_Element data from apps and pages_
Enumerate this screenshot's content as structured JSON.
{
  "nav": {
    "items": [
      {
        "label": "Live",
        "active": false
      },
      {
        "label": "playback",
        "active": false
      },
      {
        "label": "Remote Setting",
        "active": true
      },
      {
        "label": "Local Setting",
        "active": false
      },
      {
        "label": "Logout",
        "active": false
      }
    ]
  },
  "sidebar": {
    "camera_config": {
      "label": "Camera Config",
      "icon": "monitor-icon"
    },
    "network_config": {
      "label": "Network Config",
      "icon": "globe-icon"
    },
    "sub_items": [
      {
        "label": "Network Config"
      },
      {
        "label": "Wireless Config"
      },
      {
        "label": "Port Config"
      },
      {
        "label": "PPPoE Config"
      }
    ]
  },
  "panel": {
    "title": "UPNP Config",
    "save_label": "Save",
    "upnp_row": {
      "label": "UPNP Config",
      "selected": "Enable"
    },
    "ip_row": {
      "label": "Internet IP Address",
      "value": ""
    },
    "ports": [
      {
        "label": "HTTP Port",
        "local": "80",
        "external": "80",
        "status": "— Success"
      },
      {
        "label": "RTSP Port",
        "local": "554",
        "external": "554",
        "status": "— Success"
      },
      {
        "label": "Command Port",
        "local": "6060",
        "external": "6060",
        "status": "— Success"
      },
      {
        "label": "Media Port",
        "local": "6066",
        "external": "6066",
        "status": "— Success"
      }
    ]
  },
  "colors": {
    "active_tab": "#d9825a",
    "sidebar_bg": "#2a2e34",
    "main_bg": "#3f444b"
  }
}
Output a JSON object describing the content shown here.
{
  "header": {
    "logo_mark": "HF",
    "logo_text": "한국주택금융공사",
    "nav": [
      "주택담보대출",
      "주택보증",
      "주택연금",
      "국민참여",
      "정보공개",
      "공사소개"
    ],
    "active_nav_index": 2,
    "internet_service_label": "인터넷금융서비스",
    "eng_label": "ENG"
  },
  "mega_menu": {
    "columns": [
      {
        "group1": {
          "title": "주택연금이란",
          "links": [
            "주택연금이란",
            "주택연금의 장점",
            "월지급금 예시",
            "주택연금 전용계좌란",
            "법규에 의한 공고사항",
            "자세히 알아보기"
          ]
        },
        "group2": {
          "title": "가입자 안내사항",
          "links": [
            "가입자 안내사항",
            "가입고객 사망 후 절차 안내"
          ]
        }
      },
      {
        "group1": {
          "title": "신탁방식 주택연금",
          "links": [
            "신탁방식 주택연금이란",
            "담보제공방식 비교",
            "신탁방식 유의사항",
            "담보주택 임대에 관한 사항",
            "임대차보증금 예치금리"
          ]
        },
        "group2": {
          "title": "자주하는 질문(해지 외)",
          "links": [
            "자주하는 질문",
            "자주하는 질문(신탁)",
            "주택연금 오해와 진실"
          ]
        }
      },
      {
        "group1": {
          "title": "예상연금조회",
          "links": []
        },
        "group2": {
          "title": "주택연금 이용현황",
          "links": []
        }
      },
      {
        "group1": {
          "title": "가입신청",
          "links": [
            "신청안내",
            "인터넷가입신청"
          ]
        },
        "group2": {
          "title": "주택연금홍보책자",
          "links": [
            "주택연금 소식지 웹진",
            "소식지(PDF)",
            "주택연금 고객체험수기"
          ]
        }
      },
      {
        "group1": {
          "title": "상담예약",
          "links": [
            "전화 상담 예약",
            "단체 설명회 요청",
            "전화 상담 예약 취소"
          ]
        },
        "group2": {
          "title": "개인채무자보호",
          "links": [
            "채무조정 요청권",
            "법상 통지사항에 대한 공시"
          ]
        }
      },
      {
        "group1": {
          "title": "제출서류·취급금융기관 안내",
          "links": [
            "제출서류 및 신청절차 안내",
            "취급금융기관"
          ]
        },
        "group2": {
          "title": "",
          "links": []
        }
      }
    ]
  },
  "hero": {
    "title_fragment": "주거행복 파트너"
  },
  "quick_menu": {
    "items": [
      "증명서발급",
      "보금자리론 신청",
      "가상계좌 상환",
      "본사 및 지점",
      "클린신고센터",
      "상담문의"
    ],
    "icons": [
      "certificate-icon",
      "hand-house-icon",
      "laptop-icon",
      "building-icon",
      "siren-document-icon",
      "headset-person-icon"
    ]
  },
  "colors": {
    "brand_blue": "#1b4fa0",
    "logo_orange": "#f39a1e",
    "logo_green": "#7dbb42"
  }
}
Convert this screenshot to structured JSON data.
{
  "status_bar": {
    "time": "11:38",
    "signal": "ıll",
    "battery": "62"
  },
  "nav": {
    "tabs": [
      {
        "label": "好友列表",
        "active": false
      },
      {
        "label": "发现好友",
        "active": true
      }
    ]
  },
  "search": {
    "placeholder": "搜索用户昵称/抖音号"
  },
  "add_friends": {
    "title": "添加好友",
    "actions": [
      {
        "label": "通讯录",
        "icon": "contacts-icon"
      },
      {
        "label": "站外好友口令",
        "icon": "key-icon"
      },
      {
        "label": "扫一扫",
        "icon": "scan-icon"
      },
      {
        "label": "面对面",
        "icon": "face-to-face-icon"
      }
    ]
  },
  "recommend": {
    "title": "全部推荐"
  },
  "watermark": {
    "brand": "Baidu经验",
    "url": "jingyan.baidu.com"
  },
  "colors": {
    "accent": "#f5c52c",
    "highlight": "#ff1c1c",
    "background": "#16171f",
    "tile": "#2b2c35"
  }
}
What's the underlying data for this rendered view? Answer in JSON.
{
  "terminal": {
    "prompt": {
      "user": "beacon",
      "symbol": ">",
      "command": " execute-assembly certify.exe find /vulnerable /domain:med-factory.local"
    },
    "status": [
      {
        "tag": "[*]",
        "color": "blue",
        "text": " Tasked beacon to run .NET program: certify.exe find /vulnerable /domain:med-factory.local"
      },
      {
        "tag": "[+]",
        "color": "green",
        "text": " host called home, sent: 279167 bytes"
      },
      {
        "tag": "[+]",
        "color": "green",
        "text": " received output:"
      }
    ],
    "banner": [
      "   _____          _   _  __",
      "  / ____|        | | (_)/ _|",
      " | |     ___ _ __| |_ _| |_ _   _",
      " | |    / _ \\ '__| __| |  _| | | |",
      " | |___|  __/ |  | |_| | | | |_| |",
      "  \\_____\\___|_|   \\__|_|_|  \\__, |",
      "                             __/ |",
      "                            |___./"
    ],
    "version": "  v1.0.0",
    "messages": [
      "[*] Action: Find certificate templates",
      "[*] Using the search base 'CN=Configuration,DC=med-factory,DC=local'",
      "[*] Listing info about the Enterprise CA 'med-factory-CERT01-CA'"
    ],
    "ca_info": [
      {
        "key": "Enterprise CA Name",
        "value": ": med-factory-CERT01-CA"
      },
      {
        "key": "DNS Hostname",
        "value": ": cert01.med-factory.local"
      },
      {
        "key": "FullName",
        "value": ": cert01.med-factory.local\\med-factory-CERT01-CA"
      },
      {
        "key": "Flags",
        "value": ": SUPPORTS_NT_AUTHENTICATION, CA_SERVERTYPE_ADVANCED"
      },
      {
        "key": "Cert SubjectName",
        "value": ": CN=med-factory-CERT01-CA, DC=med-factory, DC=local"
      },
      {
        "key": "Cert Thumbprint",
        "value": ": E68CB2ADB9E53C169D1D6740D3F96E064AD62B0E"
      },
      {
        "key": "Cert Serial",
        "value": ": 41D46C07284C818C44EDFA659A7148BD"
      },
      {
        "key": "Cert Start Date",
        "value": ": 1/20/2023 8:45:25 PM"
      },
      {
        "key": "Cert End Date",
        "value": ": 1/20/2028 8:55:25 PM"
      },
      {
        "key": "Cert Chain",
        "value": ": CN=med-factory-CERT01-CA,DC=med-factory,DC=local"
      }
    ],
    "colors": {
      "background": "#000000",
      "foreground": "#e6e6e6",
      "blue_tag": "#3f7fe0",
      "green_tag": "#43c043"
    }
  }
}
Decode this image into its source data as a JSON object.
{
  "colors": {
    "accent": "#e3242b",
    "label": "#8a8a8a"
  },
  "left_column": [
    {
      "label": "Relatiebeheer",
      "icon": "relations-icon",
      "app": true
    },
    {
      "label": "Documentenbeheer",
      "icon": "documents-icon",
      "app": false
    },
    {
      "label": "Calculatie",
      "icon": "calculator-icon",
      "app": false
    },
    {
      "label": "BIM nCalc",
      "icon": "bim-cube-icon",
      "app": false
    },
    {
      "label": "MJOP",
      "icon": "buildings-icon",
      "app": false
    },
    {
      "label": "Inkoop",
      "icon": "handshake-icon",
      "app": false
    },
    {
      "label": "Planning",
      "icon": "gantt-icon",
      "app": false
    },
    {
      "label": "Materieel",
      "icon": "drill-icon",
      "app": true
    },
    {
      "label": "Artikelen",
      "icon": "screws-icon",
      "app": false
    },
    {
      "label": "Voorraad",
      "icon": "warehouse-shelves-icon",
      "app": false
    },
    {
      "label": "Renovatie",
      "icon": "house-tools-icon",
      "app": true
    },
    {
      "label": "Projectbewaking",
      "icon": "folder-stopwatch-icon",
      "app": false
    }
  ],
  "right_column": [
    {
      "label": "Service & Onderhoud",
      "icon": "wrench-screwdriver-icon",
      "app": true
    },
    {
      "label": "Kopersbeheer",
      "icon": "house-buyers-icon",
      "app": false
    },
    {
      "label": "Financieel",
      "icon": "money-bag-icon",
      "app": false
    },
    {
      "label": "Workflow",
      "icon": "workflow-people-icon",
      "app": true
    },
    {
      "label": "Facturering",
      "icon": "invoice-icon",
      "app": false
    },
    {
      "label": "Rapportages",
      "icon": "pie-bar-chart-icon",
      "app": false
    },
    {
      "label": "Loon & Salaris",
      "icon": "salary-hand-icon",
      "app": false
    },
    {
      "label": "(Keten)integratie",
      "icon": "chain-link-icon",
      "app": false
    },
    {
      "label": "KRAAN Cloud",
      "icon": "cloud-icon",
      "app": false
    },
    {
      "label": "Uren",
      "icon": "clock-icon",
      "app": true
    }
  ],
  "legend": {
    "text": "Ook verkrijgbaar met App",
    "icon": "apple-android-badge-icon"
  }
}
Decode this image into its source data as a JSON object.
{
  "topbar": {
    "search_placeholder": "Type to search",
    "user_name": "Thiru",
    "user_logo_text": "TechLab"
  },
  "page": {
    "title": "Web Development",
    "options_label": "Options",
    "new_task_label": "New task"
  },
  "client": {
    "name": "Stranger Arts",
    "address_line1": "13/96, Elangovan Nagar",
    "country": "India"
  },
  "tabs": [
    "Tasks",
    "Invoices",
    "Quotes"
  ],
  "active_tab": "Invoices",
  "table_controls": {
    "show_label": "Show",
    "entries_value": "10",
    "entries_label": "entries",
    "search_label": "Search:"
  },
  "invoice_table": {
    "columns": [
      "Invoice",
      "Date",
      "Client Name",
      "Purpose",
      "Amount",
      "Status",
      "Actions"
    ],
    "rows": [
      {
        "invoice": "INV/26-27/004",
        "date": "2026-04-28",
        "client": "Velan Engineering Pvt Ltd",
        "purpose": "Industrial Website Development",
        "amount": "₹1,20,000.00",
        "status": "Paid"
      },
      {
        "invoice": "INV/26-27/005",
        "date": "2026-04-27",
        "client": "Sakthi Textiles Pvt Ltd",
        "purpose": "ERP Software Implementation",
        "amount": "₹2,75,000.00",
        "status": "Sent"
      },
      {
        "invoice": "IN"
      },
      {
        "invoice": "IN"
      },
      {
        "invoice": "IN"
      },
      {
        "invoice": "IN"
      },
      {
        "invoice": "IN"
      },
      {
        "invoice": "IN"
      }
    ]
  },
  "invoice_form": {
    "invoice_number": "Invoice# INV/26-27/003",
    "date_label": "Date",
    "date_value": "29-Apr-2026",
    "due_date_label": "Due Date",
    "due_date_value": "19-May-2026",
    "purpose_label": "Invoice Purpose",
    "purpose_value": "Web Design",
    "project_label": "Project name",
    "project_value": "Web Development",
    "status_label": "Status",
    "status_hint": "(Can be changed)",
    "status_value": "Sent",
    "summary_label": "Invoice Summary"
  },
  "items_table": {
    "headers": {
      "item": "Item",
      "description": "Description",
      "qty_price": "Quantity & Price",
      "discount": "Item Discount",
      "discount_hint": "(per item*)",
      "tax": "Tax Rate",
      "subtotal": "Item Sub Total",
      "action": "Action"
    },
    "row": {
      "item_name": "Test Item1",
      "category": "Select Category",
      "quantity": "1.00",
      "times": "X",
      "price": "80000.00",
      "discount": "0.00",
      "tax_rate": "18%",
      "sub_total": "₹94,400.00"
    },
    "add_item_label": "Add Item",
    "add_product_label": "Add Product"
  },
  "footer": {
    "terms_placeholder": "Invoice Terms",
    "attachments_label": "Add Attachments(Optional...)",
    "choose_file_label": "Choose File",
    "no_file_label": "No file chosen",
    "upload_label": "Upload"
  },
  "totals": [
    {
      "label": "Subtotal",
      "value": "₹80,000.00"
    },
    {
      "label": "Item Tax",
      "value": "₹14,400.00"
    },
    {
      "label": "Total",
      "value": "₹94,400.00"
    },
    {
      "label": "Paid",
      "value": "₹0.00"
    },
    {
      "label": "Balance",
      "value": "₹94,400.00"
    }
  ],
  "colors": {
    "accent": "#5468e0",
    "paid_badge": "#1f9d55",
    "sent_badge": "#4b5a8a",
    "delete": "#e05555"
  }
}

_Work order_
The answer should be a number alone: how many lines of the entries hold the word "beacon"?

_Exercise solution_
2